Stored dataset items
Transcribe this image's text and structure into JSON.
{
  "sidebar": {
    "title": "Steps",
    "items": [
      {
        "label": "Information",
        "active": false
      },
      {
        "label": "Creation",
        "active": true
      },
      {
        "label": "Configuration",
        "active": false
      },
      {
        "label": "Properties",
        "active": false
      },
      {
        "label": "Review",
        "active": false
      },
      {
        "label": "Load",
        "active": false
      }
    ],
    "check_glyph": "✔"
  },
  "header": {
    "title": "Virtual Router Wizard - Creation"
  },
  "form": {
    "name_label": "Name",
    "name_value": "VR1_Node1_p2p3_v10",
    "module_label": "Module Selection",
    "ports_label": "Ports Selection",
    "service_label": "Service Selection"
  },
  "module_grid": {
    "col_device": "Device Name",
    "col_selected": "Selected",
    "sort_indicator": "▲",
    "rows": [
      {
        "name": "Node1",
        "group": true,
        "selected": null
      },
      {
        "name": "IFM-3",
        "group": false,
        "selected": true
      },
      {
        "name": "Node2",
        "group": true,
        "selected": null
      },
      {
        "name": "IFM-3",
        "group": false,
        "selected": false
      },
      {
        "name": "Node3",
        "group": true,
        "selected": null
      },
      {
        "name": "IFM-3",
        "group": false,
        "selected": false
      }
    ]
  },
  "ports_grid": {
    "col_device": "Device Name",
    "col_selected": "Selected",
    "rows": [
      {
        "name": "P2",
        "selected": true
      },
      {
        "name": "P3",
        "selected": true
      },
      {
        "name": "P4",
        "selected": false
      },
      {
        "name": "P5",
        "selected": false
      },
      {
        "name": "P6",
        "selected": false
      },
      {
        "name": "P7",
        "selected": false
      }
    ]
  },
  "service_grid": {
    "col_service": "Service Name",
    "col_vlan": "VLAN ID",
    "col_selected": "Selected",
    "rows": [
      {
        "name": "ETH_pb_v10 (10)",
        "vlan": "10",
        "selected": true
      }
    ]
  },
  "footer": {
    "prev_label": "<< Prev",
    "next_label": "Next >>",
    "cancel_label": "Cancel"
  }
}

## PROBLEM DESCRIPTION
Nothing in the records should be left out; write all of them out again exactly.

## SOLUTION TO THE PROBLEM
Transcribe this image's text and structure into JSON.
{
  "sidebar": {
    "title": "Steps",
    "items": [
      {
        "label": "Information",
        "active": false
      },
      {
        "label": "Creation",
        "active": true
      },
      {
        "label": "Configuration",
        "active": false
      },
      {
        "label": "Properties",
        "active": false
      },
      {
        "label": "Review",
        "active": false
      },
      {
        "label": "Load",
        "active": false
      }
    ],
    "check_glyph": "✔"
  },
  "header": {
    "title": "Virtual Router Wizard - Creation"
  },
  "form": {
    "name_label": "Name",
    "name_value": "VR1_Node1_p2p3_v10",
    "module_label": "Module Selection",
    "ports_label": "Ports Selection",
    "service_label": "Service Selection"
  },
  "module_grid": {
    "col_device": "Device Name",
    "col_selected": "Selected",
    "sort_indicator": "▲",
    "rows": [
      {
        "name": "Node1",
        "group": true,
        "selected": null
      },
      {
        "name": "IFM-3",
        "group": false,
        "selected": true
      },
      {
        "name": "Node2",
        "group": true,
        "selected": null
      },
      {
        "name": "IFM-3",
        "group": false,
        "selected": false
      },
      {
        "name": "Node3",
        "group": true,
        "selected": null
      },
      {
        "name": "IFM-3",
        "group": false,
        "selected": false
      }
    ]
  },
  "ports_grid": {
    "col_device": "Device Name",
    "col_selected": "Selected",
    "rows": [
      {
        "name": "P2",
        "selected": true
      },
      {
        "name": "P3",
        "selected": true
      },
      {
        "name": "P4",
        "selected": false
      },
      {
        "name": "P5",
        "selected": false
      },
      {
        "name": "P6",
        "selected": false
      },
      {
        "name": "P7",
        "selected": false
      }
    ]
  },
  "service_grid": {
    "col_service": "Service Name",
    "col_vlan": "VLAN ID",
    "col_selected": "Selected",
    "rows": [
      {
        "name": "ETH_pb_v10 (10)",
        "vlan": "10",
        "selected": true
      }
    ]
  },
  "footer": {
    "prev_label": "<< Prev",
    "next_label": "Next >>",
    "cancel_label": "Cancel"
  }
}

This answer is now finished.